Problem to solve » Could you copy exactly the lines from the one containing "Read all visible content and emit it as JSON." through the last line of the records below, leaving out any pictures?

Dataset records »
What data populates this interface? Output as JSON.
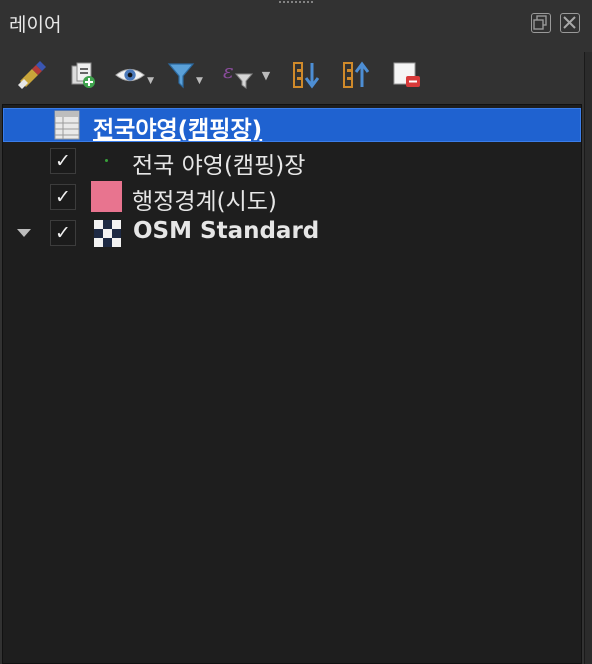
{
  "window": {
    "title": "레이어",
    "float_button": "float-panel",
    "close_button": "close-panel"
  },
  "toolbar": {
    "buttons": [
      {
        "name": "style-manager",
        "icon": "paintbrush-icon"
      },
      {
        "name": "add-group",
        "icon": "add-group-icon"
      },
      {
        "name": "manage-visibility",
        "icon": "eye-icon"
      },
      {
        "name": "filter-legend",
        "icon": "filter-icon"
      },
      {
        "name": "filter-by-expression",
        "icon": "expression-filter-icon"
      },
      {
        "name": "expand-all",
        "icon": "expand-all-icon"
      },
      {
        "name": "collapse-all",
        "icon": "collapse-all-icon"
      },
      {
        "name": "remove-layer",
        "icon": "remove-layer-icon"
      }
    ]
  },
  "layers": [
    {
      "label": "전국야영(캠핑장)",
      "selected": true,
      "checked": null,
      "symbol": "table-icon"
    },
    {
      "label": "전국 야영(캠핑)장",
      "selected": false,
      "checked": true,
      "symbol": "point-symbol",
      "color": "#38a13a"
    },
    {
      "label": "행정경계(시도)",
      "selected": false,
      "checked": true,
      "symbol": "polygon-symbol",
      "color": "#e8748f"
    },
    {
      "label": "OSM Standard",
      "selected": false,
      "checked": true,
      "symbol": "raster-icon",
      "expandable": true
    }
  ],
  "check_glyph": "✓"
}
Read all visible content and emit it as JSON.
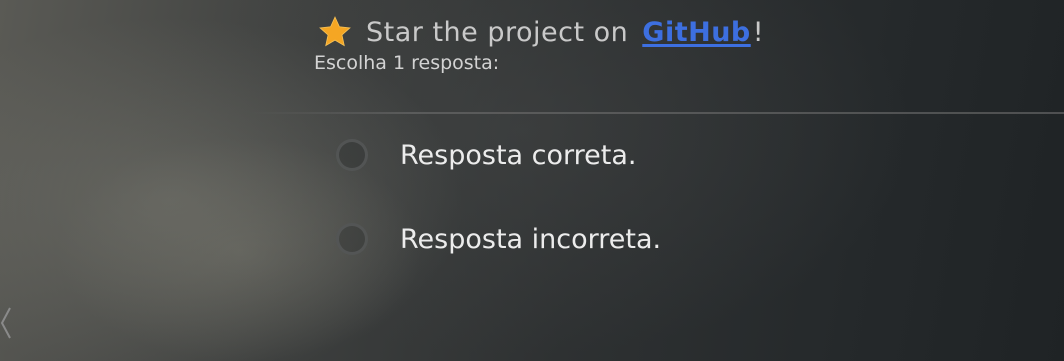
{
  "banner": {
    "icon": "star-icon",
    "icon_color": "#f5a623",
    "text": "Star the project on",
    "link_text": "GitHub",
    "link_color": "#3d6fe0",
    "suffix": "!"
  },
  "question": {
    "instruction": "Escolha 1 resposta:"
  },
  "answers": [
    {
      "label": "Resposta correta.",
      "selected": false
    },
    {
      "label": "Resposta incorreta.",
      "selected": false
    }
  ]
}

Exercise answer »
Read all visible content and emit it as JSON.
{
  "banner": {
    "icon": "star-icon",
    "icon_color": "#f5a623",
    "text": "Star the project on",
    "link_text": "GitHub",
    "link_color": "#3d6fe0",
    "suffix": "!"
  },
  "question": {
    "instruction": "Escolha 1 resposta:"
  },
  "answers": [
    {
      "label": "Resposta correta.",
      "selected": false
    },
    {
      "label": "Resposta incorreta.",
      "selected": false
    }
  ]
}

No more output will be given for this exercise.